→ **EXERCISE**: From the entries below, copy out all lines holding "text".

=====

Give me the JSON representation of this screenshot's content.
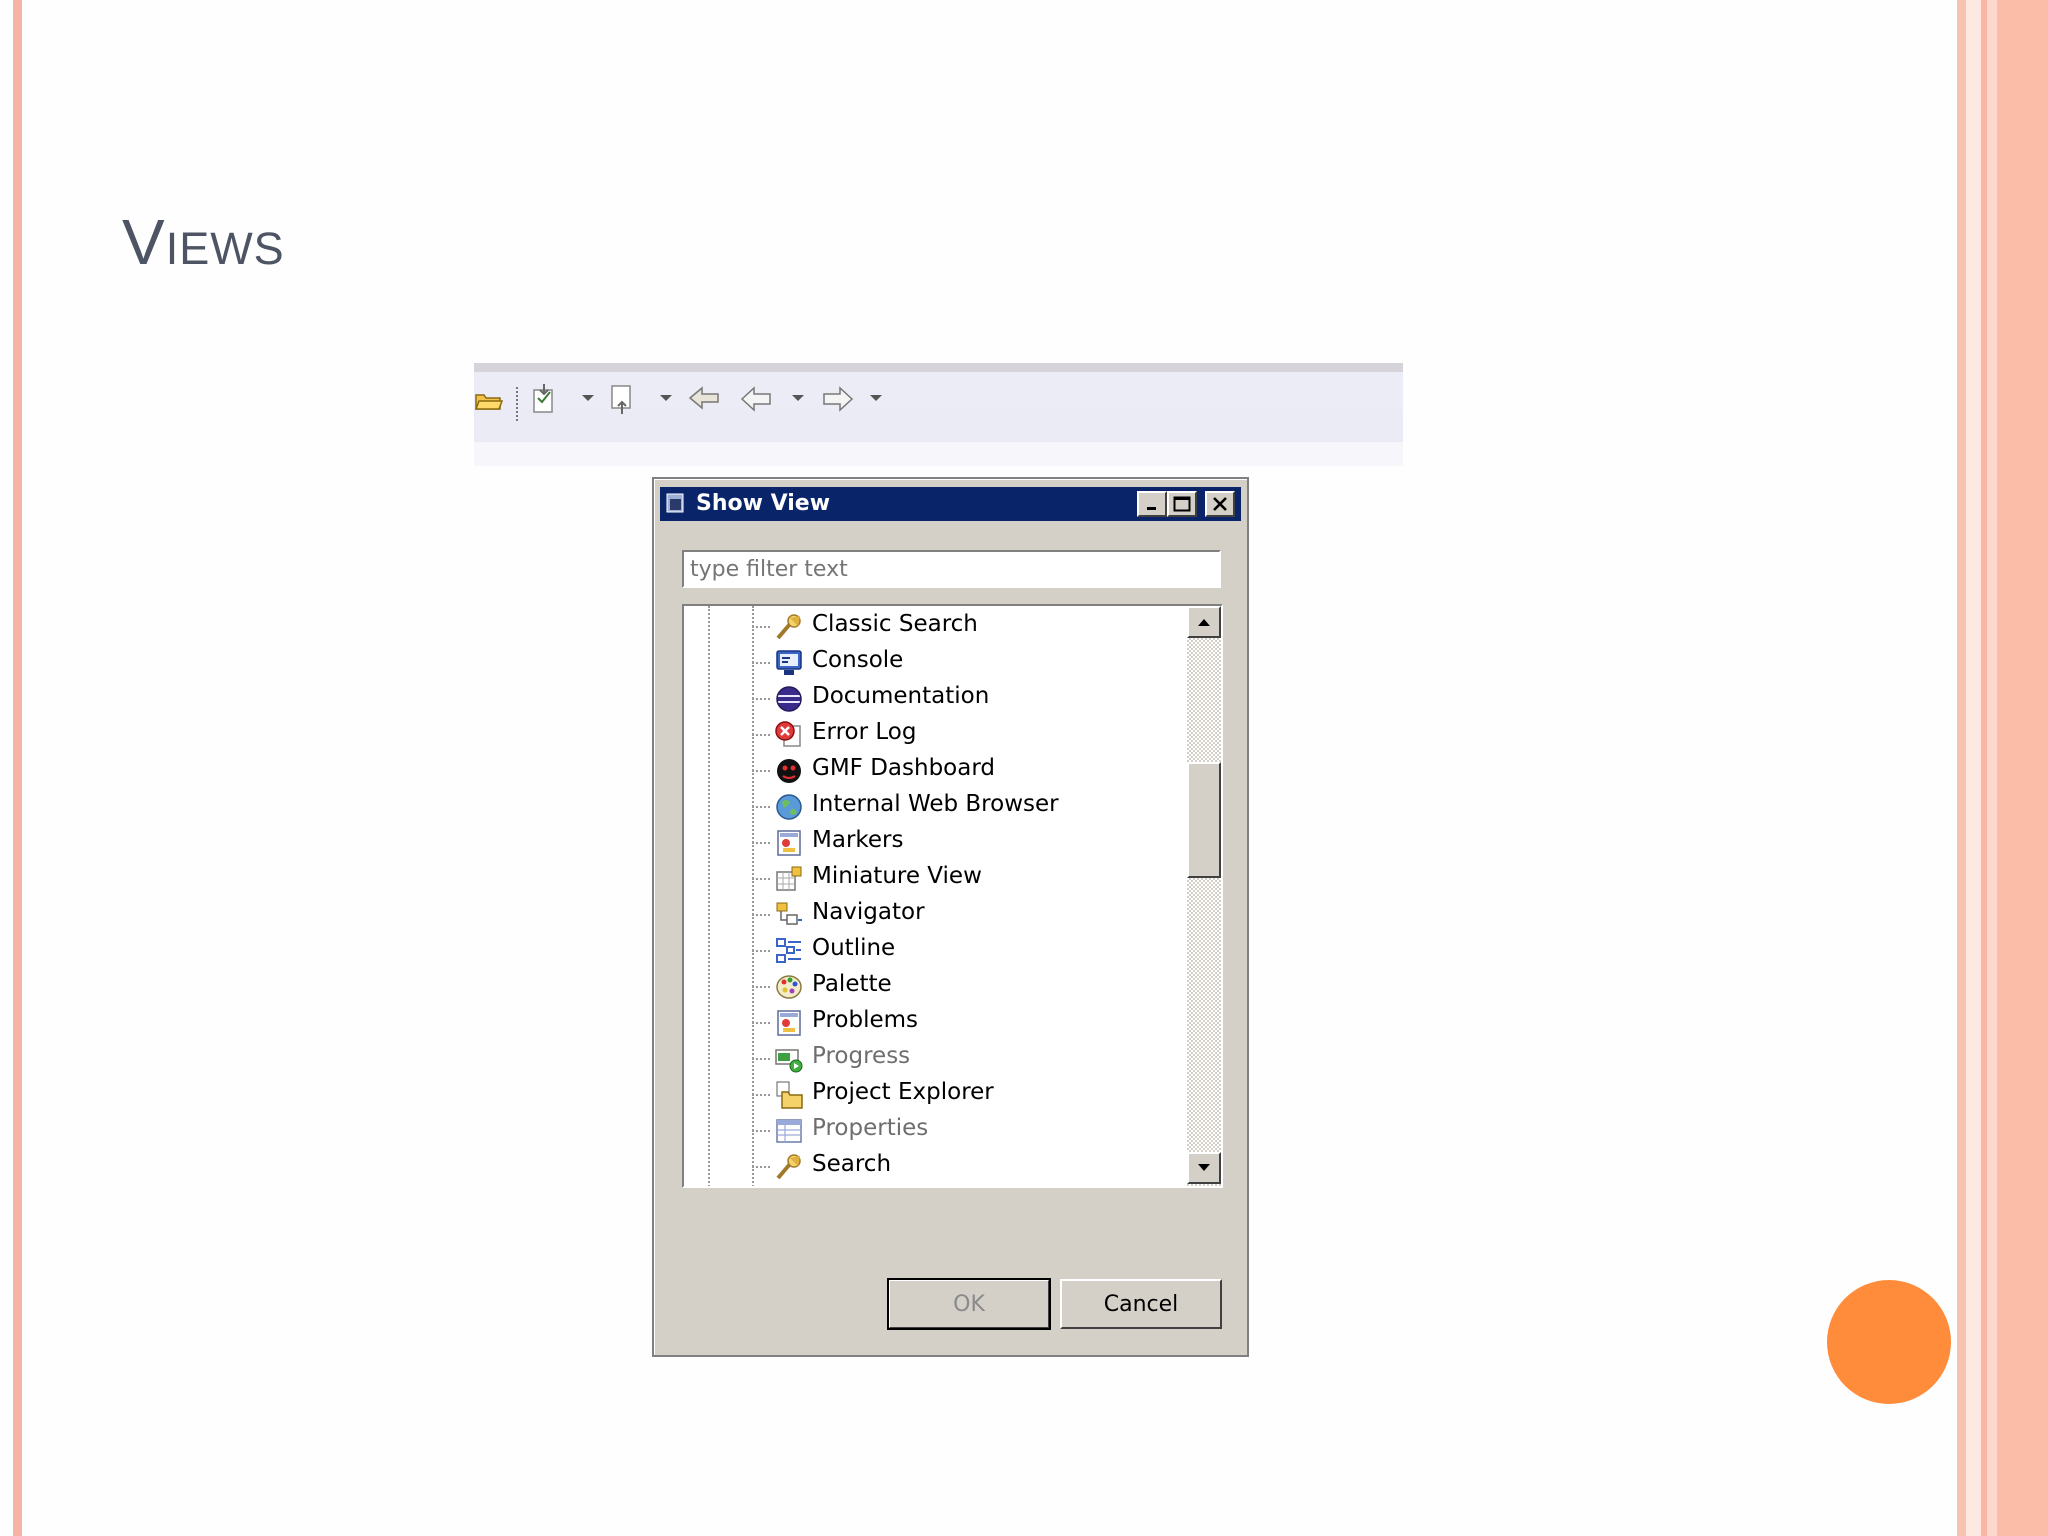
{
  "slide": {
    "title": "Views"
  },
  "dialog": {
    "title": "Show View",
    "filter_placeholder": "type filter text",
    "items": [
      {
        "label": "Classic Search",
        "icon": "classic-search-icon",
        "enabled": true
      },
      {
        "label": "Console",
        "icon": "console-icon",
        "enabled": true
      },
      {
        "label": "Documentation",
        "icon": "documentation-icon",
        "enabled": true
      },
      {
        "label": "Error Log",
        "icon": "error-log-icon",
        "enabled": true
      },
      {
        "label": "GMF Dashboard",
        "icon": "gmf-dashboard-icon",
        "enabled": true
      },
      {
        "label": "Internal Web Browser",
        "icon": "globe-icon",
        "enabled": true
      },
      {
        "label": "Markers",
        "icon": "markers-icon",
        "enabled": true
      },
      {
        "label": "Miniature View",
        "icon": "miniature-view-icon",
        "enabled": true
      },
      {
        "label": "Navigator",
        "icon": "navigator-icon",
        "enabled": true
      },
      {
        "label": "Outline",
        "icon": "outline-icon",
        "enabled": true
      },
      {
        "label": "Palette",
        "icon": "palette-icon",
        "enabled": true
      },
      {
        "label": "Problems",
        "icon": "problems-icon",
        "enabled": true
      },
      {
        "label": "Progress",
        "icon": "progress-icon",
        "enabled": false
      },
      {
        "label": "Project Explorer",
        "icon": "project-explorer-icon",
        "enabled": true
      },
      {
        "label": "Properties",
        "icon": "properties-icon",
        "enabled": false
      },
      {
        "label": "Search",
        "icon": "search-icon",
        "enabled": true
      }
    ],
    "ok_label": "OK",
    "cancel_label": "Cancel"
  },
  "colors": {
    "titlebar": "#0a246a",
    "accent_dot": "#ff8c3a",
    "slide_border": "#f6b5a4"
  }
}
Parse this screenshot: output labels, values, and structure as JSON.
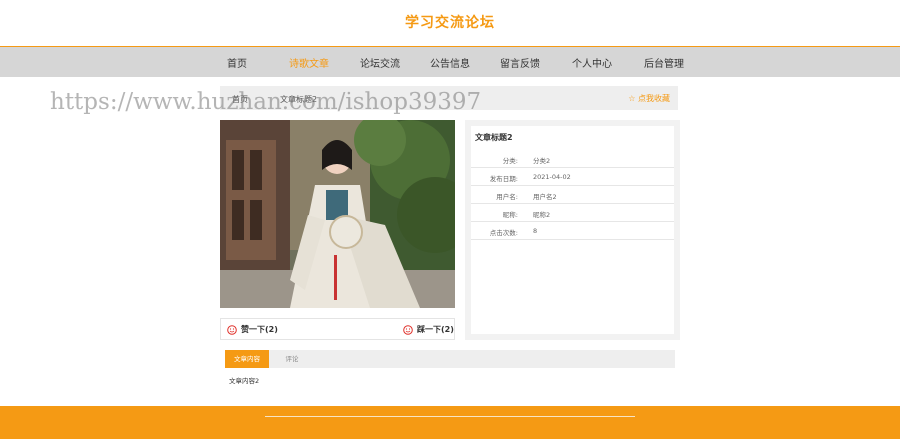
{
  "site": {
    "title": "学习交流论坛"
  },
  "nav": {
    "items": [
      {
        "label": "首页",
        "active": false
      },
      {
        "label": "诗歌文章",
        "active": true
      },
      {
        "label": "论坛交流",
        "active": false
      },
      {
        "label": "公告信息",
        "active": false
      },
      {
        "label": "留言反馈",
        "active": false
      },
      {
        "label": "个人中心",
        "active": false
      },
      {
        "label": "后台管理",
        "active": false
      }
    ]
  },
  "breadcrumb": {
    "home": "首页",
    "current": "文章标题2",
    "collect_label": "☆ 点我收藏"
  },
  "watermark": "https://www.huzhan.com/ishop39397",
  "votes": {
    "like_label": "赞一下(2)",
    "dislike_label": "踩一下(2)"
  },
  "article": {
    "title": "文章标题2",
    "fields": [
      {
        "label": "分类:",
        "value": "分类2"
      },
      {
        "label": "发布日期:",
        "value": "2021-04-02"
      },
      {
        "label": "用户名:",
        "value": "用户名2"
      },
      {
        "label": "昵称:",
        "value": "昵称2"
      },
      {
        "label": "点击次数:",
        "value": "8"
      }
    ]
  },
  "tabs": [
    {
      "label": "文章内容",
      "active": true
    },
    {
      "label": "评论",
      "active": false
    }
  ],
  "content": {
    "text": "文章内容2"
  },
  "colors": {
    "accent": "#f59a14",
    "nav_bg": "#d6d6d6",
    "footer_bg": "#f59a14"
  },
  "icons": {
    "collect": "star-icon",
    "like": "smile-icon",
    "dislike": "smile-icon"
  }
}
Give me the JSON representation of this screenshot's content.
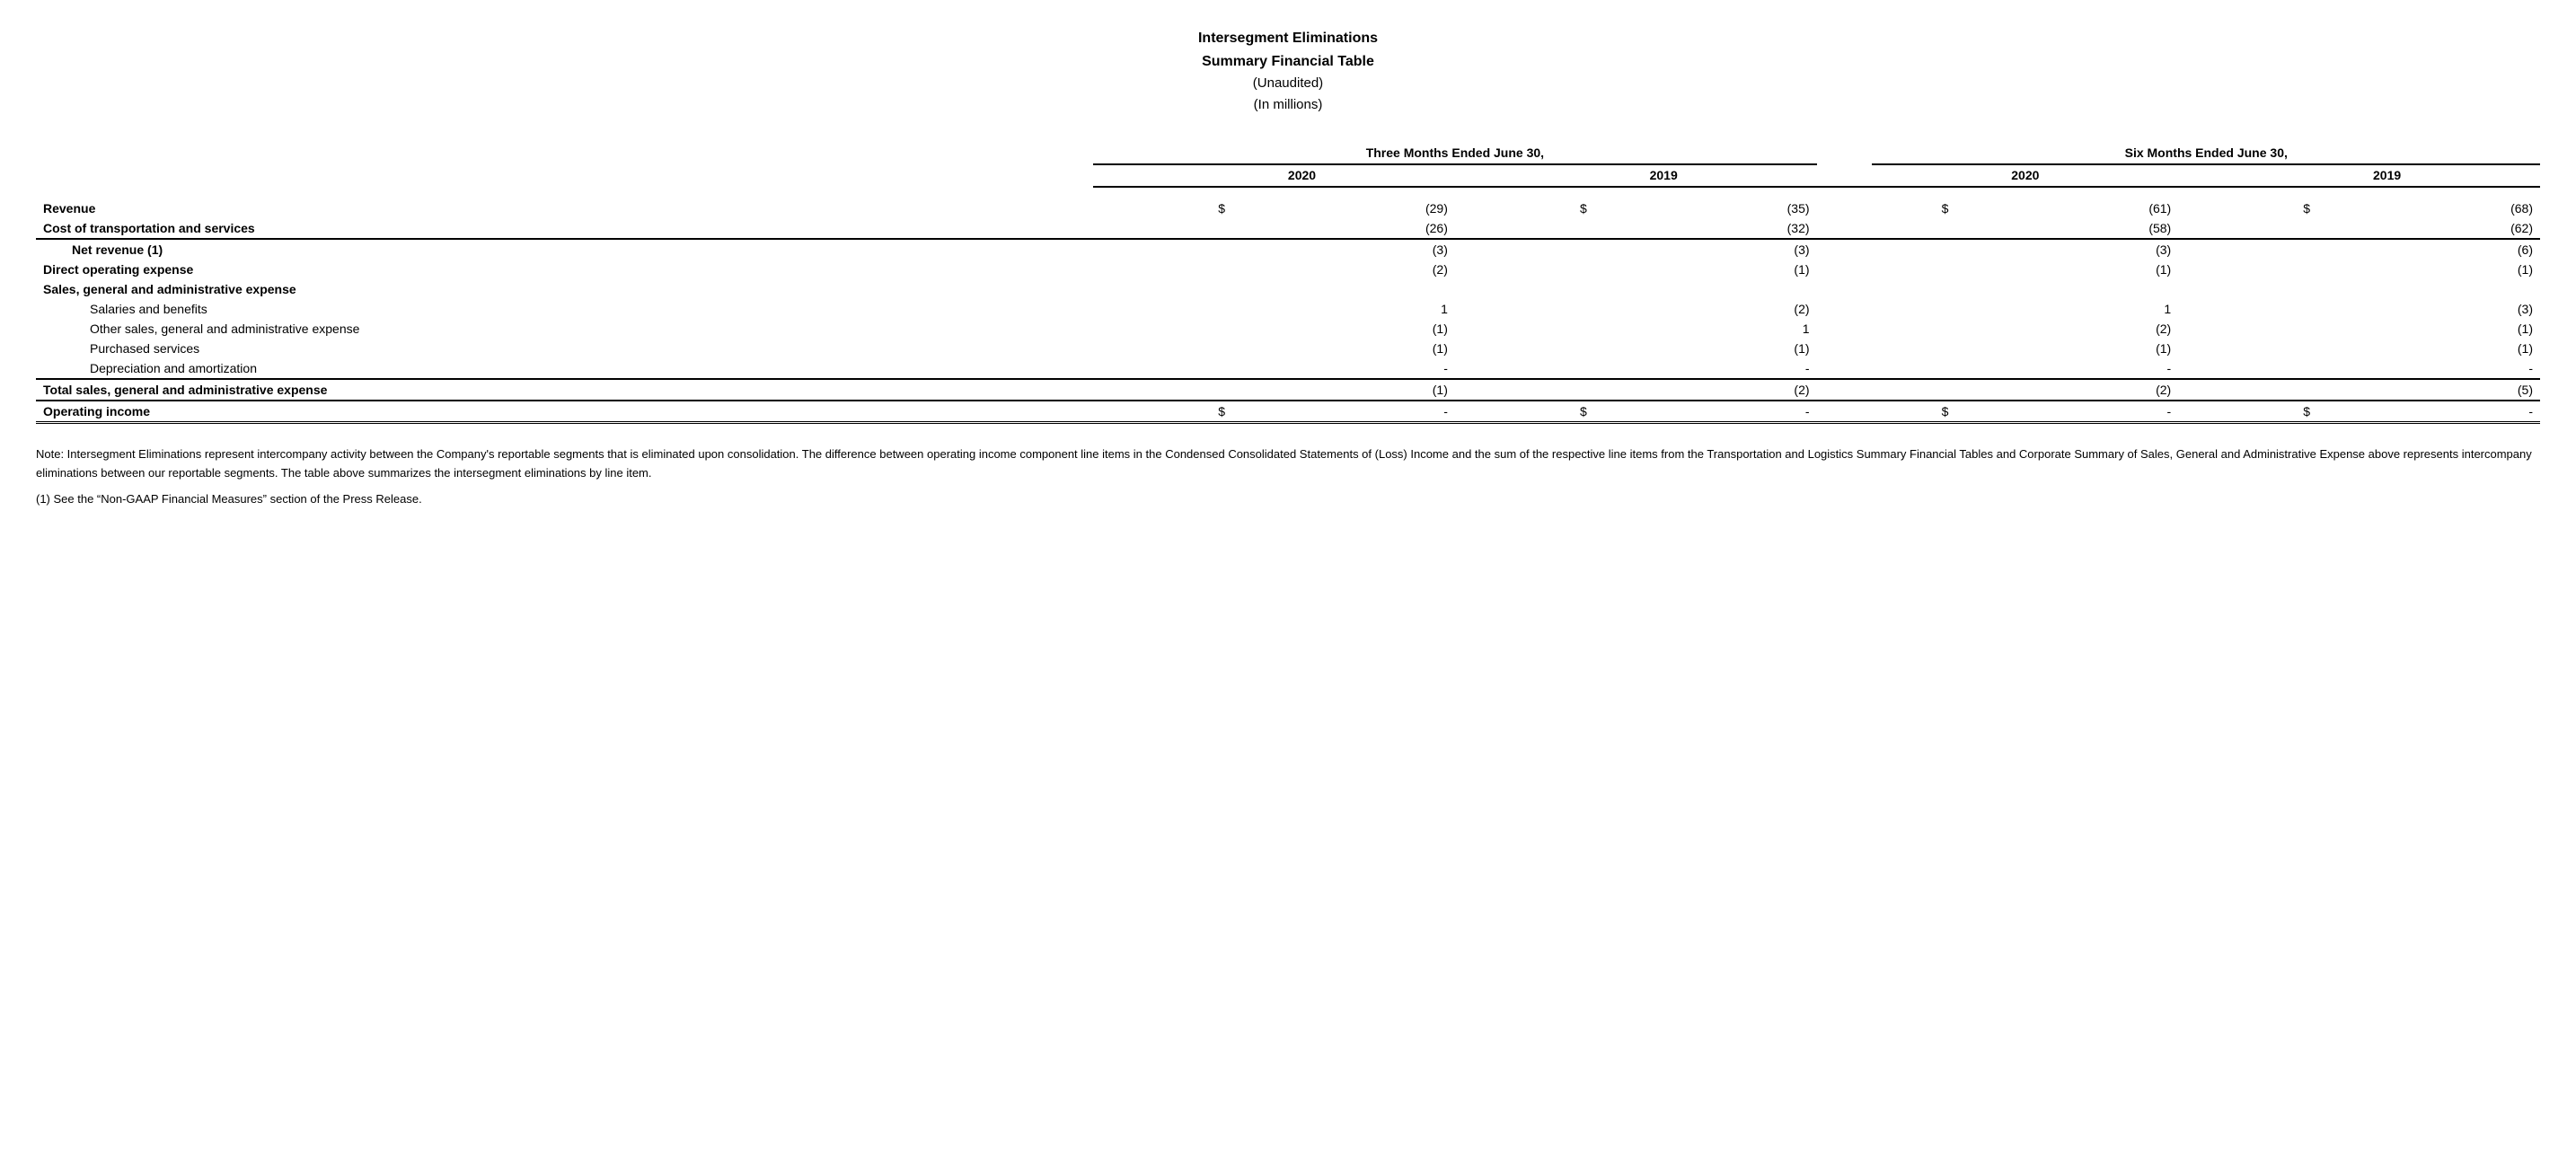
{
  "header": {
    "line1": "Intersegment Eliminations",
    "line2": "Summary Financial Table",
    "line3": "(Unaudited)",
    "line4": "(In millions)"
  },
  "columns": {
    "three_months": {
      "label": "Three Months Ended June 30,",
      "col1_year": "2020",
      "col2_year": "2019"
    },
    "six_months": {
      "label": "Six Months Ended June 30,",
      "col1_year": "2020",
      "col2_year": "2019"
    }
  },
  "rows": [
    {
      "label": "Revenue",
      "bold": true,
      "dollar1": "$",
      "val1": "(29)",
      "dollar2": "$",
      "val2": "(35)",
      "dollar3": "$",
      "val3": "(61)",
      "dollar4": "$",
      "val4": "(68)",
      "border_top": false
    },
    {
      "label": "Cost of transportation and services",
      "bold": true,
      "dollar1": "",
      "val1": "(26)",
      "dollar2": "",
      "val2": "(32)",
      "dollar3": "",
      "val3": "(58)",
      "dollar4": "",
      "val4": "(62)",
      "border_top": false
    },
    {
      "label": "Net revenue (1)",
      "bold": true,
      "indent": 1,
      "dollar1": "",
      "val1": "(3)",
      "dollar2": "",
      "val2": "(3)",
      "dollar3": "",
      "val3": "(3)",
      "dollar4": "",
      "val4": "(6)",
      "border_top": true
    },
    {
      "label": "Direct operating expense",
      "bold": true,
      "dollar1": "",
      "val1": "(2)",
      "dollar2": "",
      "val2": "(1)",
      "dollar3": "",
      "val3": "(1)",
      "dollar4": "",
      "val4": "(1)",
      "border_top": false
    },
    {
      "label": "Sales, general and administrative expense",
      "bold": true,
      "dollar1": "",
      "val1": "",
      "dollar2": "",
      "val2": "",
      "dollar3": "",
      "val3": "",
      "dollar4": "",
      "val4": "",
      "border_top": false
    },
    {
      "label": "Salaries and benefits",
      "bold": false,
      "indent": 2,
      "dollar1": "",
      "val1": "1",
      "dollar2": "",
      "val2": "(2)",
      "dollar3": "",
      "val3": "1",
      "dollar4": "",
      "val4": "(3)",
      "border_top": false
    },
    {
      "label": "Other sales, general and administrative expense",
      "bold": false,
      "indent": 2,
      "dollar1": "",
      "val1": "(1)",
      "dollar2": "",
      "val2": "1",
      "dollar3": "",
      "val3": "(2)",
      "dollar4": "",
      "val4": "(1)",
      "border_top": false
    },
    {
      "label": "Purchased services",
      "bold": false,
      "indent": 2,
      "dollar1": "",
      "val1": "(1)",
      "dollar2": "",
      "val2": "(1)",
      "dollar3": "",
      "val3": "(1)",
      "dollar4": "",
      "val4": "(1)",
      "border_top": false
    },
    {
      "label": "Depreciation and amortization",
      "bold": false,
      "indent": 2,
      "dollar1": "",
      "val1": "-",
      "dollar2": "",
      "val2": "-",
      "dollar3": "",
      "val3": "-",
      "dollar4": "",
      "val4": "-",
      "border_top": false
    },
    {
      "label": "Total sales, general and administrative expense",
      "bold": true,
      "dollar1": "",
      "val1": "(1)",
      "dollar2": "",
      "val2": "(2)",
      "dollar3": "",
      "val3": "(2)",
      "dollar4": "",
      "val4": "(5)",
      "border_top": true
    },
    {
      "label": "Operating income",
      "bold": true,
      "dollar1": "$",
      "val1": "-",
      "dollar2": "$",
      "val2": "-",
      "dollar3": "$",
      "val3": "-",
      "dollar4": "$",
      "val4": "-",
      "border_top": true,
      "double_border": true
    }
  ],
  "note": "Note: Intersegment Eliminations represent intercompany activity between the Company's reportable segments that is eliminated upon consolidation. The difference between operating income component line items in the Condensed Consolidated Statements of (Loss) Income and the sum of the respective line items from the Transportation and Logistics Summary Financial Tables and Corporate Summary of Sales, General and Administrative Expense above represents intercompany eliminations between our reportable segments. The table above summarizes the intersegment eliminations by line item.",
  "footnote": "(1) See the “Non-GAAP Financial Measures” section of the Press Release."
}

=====

→ **TASK RESULT**:
    "filter_placeholder": "type filter text",
    "text": "文章内容2"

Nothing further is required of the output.